Detroit automakers headed an impressive global sales performance in April, driven by their most fuel-efficient vehicles as rising oil costs pushed consumers toward smaller vehicles, and supply shortages in Japan continued to haunt their largest international rivals.
General Motors (NYSE:GM) said its sales climbed 27% in April to 232,538 from a year ago, led by its new and more fuel-efficient passenger cars and crossovers, particularly the Chevrolet Cruze and record sales of the Chevrolet Equinox and GMC Terrain compact crossovers.
The performance is trending upward from its solid performance in 2010, during which GM posted its first profit since 2004. Its peers in Detroit, including Chevrolet and Ford (NYSE:F), are also experiencing a sharp uptick in demand, with Ford last week booking its best first-quarter profit in 13 years and Chevrolet on Monday revealing its first quarterly profit in five years.

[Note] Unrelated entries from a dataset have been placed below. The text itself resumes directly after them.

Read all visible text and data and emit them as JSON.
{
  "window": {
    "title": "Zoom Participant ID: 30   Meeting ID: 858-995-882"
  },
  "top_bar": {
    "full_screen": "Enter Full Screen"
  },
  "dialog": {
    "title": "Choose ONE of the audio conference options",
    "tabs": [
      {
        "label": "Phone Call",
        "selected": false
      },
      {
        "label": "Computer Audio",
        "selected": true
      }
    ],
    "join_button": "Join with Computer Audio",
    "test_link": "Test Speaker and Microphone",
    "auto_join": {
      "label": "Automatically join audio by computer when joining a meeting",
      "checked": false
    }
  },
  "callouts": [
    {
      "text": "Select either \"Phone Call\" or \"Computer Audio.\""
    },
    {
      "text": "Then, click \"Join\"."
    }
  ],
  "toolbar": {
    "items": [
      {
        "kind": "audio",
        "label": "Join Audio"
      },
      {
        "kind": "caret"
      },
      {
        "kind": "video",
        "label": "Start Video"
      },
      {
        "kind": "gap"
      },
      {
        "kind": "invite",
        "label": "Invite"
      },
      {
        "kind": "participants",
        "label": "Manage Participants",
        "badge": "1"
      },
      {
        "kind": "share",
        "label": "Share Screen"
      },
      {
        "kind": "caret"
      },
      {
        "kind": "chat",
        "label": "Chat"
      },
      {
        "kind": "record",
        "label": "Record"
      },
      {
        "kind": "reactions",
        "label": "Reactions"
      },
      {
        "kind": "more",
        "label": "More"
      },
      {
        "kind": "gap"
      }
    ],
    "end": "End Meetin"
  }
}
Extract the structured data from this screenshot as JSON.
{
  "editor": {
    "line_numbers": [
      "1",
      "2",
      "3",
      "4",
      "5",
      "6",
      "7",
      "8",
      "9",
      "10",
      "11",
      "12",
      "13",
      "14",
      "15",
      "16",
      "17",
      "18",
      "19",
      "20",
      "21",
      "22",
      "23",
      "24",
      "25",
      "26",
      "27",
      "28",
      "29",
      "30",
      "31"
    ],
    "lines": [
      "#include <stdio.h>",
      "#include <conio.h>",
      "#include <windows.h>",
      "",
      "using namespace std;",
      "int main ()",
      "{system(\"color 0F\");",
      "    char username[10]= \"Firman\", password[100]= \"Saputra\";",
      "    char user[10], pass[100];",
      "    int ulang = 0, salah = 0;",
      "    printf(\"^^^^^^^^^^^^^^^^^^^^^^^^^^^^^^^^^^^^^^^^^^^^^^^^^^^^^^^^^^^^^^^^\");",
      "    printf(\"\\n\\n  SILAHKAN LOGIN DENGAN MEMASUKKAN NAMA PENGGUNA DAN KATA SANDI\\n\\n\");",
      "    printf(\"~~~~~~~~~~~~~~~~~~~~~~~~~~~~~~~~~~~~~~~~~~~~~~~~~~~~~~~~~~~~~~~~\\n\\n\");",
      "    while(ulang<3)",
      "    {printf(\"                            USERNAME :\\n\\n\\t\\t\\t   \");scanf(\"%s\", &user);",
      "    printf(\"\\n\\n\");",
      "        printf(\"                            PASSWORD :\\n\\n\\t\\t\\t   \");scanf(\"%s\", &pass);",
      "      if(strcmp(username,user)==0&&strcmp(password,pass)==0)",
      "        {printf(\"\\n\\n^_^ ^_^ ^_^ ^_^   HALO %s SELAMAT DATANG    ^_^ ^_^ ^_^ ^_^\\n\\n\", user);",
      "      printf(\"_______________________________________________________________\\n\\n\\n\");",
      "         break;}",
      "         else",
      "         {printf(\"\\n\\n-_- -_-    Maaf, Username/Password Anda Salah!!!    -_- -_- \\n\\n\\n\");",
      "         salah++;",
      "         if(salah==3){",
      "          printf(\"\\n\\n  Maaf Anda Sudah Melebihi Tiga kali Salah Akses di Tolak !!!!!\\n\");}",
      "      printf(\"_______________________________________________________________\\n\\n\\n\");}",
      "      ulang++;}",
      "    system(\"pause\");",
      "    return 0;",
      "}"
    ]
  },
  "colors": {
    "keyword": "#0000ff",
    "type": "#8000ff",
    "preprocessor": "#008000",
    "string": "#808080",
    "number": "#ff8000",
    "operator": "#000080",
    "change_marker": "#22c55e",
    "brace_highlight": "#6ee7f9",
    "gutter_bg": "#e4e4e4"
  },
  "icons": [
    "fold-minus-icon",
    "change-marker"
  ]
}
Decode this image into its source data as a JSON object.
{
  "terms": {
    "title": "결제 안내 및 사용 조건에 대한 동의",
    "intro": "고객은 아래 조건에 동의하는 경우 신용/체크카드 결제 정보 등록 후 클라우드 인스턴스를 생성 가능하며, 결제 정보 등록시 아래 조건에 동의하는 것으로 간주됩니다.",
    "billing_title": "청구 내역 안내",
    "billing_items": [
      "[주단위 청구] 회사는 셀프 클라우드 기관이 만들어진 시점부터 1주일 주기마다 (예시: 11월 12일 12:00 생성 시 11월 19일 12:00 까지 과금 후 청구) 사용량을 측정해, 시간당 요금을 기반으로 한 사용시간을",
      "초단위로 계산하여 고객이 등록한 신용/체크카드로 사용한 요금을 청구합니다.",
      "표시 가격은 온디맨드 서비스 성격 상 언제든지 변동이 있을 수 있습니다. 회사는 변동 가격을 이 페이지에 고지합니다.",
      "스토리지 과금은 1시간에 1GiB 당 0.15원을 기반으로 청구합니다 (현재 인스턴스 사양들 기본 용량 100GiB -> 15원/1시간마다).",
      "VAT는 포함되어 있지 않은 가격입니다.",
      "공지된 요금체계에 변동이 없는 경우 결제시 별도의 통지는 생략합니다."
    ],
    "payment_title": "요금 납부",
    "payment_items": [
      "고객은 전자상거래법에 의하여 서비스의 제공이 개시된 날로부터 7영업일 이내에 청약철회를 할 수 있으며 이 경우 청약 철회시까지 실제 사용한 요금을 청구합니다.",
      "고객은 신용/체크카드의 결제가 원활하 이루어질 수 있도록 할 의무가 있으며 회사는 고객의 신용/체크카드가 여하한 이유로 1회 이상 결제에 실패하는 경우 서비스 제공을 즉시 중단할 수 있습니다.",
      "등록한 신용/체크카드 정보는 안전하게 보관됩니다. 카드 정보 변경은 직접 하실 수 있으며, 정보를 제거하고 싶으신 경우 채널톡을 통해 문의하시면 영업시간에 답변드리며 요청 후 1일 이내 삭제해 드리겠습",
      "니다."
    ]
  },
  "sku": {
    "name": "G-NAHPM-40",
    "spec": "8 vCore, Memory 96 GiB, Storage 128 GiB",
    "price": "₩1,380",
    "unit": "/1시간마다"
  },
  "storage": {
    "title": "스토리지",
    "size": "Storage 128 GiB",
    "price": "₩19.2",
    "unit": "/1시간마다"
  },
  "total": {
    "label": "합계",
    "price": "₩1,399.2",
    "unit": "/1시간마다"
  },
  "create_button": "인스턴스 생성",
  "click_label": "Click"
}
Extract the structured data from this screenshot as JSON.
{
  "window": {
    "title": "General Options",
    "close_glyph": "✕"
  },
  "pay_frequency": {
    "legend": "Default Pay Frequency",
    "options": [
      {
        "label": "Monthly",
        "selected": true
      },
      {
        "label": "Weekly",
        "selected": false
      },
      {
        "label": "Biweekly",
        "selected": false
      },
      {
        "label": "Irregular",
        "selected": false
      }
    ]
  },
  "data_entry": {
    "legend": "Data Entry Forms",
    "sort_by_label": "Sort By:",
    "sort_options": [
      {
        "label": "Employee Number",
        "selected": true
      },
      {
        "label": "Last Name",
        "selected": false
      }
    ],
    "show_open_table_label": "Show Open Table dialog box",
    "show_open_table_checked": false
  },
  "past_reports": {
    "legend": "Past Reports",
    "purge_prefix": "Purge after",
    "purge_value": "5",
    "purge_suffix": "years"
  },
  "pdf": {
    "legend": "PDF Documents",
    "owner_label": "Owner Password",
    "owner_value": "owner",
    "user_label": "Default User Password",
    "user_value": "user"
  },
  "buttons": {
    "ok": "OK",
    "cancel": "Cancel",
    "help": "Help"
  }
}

Japanese automakers, who have been struggling to rebound from the March 11 earthquake and tsunami in that country, fared far worse. Toyota (NYSE:TM) has delayed production several times among supply shortages and warned of weak quarterly results. Honda, meanwhile, said on Monday it anticipated significant shortages of its most popular cars in the U.S., including the Civic, until at least next year.
Toyota said its sales slipped 2.4% in April from the year-earlier period to 159,540 units, with passenger car sales down 5.1% to 77,512.
As with its American rivals, Toyota’s fuel-efficient cars such as the Camry and Camry Hybrid led April sales with a year-over-year improvement of 5%, though its luxury brand Lexus slumped 17.8%. TMS hybrids also lowered the results, dropping 8.8% from the same period in 2010.
Sales of new GM vehicles launched since June 2009 led its improvement in April sales, jumping a whopping 76% from the same month in 2010. April deliveries to commercial accounts rose 21% during the month, marking just over a year of sequential gains.
Retail sales, those sold directly to individual customers, increased 25%, with cars and crossovers up 49% and 28%, respectively. The Cruze, which replaced the Chevrolet Cobalt, ticked 180% higher than its predecessor.
“Recently, rising fuel prices have led many to re-think their vehicle choice,” said Don Johnson, vice president of U.S. sales operations. “Because of the investments we've made in fuel-efficiency and global product architectures, the company is well positioned to meet these needs.”
The more oil dependent cars, such as its Chevrolet Silverado, Avalanche and GMC Sierra, saw retail sales slip 2% from the year-earlier period, though pickup trucks year-to-date are up 26%.
In light of the results and optimistic outlook, analysts polled by Thomson Reuters bumped their averaged view for GM’s first-quarter profit by a penny to 93 cents a share. UBS (NYSE:UBS) on Tuesday slapped a buy rating on GM from neutral and raised its price target to $42 from $35, after predicting GM will experience gains related to Japanese-related inventory shortages.
A day after booking its first profit since filing for bankruptcy protection in 2009, Chrysler said on Tuesday it achieved its best April sales since 2008, with retail sales climbing 37% from the year-earlier period, its 13th-consecutive month of year-over-year sales gains. Total sales grew 22% to 117,225.
While smaller vehicles such as its 2012 fiat 500 grew a whopping 76%, mid-size sedans were Chrysler’s highest since March 2008. The 2011 Jeep Grand Cherokee and Jeep Compass yawned the rising cost of oil, posting 189% and 181% sales improvements, respectively, while Dodged climbed 14% with the help of its new 2011 Dodge Avenger mid-size sedan.
“Both our retail car and truck sales were up significantly in April as we continued to build upon our sales growth momentum on the heels of a solid first quarter,” said Fred Diaz, chief executive of the Ram Truck brand.
Ford, which recently reported a first-quarter profit of $2.8 billion, said its April sales jumped 16% to 189,778 from the year-earlier period, led by a 26% increase in car sales, particularly its Fusion, which set an April sales record. The automaker’s more fuel-efficient vehicles grew 16% in April, making up 686,498 of total sales.
“With gasoline prices eclipsing $3.90 a gallon, consumers are placing an even higher priority on fuel efficiency in every size and kind of vehicle,” said Ken Czubay, Ford’s vice president of U.S. marketing, sales and service.
But it’s not just hybrids and small cars. Despite troubling gas prices, Ford Explorer sales climbed a whopping 138% and Fusion hit a record high, while commercial fleet customers powered Ford truck sales 11%.